So now he has officially chosen alcohol over his kids and grandkids. I feel so abandoned, even though he hasn’t really been actively in my life for over half a year. I’ve been praying for him, that he would have a revelation and wake up one day and say to himself “what am I doing?” My brother and I have made it very clear to him that while he is still drinking, we both cannot trust him and cannot allow him to be in our lives, and especially in our children’s lives. I have always been very open about wanting nothing but the best for him, and that I would always be here to pick up the phone if he wanted to talk, until this summer.

It was my bottom line. I had to. If there is no bottom line, then it’s almost guaranteed that nothing will change, on part of the addict in your life. 

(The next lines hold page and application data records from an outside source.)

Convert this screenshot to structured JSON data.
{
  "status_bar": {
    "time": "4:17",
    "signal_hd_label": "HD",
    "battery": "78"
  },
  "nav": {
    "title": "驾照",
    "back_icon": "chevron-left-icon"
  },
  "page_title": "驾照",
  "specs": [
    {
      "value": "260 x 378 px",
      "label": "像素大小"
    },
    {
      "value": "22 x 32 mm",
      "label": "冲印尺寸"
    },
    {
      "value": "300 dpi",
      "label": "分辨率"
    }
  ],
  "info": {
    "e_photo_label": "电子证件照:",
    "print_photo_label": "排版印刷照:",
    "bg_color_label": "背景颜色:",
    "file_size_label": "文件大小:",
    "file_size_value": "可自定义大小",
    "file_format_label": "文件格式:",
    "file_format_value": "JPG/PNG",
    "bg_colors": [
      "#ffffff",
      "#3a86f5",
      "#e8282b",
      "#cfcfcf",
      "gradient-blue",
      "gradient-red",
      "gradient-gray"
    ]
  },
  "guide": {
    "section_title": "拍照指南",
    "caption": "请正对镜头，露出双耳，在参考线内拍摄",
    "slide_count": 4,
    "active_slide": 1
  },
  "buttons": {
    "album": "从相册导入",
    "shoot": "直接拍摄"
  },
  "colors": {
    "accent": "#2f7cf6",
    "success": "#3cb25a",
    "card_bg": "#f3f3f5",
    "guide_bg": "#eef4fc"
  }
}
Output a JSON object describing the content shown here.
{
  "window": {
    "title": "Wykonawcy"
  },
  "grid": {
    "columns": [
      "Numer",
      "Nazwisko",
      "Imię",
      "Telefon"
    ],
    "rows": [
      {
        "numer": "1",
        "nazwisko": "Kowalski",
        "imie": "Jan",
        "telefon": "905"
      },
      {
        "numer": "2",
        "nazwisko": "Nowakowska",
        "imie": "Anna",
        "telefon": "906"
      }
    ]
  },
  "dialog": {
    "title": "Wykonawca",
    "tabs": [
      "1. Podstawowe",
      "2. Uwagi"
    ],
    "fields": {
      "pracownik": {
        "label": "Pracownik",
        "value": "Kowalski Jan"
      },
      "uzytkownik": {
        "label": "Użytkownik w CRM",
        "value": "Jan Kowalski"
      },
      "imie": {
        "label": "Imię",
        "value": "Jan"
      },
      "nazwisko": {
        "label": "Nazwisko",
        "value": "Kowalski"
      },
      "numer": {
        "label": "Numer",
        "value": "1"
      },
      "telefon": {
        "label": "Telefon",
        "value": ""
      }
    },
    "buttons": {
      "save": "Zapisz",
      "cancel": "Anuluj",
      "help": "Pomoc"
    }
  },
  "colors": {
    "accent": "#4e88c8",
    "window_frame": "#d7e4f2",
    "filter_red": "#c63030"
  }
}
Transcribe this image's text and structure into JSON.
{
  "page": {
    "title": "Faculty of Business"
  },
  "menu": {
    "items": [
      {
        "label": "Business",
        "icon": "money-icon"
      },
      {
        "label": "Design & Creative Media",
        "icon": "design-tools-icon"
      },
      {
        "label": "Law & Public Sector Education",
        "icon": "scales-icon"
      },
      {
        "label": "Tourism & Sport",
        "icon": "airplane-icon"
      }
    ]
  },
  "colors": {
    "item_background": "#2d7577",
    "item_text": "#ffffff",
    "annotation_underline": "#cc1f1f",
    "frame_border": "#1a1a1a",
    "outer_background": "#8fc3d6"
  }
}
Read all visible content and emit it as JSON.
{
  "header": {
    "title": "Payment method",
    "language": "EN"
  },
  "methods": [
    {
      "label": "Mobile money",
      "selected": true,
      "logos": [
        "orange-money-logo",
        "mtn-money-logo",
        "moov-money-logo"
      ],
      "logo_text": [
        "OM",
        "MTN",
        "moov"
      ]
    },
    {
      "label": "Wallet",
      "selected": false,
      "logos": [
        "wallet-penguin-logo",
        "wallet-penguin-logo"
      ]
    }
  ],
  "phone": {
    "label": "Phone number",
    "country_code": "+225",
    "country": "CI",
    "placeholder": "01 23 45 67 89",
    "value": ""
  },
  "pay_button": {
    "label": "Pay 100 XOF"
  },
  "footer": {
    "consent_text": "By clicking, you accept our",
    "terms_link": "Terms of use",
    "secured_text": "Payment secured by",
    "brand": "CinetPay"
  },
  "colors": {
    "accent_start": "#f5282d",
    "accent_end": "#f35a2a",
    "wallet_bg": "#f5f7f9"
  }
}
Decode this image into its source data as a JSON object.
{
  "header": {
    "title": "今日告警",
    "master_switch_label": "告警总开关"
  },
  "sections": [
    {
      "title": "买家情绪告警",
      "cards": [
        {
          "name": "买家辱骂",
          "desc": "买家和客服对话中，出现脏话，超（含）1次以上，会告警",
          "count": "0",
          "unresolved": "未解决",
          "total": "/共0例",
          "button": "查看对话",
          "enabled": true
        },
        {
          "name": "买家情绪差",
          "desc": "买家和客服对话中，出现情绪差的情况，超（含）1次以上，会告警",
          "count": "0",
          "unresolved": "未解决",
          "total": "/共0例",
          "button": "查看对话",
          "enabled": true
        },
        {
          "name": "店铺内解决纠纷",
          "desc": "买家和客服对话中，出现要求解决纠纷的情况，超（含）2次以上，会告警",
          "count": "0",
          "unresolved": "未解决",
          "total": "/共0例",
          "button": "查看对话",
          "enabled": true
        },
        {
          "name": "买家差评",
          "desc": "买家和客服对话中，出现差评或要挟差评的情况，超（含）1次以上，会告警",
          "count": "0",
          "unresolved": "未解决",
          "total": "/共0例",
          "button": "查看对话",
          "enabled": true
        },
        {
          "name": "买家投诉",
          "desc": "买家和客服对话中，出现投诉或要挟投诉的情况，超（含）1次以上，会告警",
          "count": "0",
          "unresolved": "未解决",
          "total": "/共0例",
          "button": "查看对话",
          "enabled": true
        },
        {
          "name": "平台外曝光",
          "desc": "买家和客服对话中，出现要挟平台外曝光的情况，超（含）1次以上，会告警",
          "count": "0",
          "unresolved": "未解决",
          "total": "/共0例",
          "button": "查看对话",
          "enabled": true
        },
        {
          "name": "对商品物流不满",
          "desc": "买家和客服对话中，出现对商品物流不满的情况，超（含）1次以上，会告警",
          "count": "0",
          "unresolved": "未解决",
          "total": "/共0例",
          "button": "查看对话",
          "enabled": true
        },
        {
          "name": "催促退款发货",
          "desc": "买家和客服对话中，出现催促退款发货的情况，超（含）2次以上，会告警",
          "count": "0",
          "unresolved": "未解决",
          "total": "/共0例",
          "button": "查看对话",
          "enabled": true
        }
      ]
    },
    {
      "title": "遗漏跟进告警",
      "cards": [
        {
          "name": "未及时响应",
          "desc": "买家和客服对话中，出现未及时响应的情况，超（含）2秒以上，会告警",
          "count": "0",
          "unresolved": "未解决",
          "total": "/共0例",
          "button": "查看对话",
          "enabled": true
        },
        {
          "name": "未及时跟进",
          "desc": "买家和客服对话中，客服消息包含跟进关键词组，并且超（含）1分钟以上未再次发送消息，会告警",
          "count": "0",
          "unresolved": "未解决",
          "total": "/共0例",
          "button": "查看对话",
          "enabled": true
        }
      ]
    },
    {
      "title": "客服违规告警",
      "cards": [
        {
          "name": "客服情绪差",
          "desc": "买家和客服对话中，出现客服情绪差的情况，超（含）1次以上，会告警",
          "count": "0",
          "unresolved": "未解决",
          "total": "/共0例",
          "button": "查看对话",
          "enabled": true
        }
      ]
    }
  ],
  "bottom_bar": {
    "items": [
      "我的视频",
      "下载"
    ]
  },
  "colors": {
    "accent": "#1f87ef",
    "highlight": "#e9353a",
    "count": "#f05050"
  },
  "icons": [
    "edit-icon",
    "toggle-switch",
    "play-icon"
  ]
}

Now he’s leaving. Just like that. Or is it a lie? A last ditch attempt to suck me and my brother back into his life? Turns out, it was a lie, of course. An attempt to suck us all into a big game. But now in the present time, he has moved out of province and I haven't spoken to him since the beginning of June.
What will I tell Braden? He’s too young to understand, but what if he looks back at pictures of my dad and asks me “where’s that Papa?” What do I tell him? I think what hurts me the most is that I had an amazing childhood, as twisted as that sounds. It was amazing, in fact. I had a wonderful, supportive, loving dad...and I will never forget the dad that he was. But, that does not excuse him from the monster he has turned into today. He cannot rest on his laurels and expect that all the good years make up for these last 2 awful years.

I just live with such sadness in my heart that Braden will never get to know the dad that he was and the grandpa that I know he could be and started out to be the first almost 2 years of Braden's life. My father will never meet Squishy. He doesn’t care enough to change, or he would, and that hurts me so badly. 

I know that alcoholism is a disease. An addiction. There isn’t a magical pill that he can take every day to stay sober and to fix whatever emotional/mental/anger problems that come with his addiction. But I cannot understand for the life of me why he hasn’t done anything and everything to change. To stop. If my children and grandchildren were on the line, if I was told I would never have a relationship with them if I didn’t stop my addiction, I would stop at NOTHING to make sure I got better and to prove to myself and to my family that I could stop because that’s how much I love them.

I guess it’s just not that simple. I get the disease. I work with the disease almost every single shift at work. I have seen a 29 year old man nearly die in front of my eyes due to alcoholism related illness. It’s not easy. I know. There are relapses and recovery periods. You are ALWAYS an alcoholic, but you can be in recovery and be sober for the rest of your life if you chose.

I started going to Al-Anon meetings not long after I discovered my dad’s problem, at the advice of a pastor. It helped, it helped a lot. I like the literature, but the group meetings just weren’t “for me”. I know that this is not my fault, how I choose to completely up to me. Right now, I feel so much better just typing this all out. I know there’s nothing I could have done to change the outcome of this situation. It’s all my dad’s choice.

I gave him hope.
I gave him a chance to be back in my life if he could stop drinking and stay sober.
He chose poorly.
He didn't like my "rules" and is full of anger and hate towards me and my family.
Pointing fingers and refusing to take any responsibility.

I will be open to letting him back in my life if he is sober and if he can prove to me that I can trust him...but he's showing no signs that he truly understands that or even wants that...and if he ever does, it will take a LOT. As I said in this post, the man that used to be my dad is essentially dead. All I have are memories.

I will pray every single day that he will “let go and let God”, give in to his Higher Power, and fight the demons of alcoholism.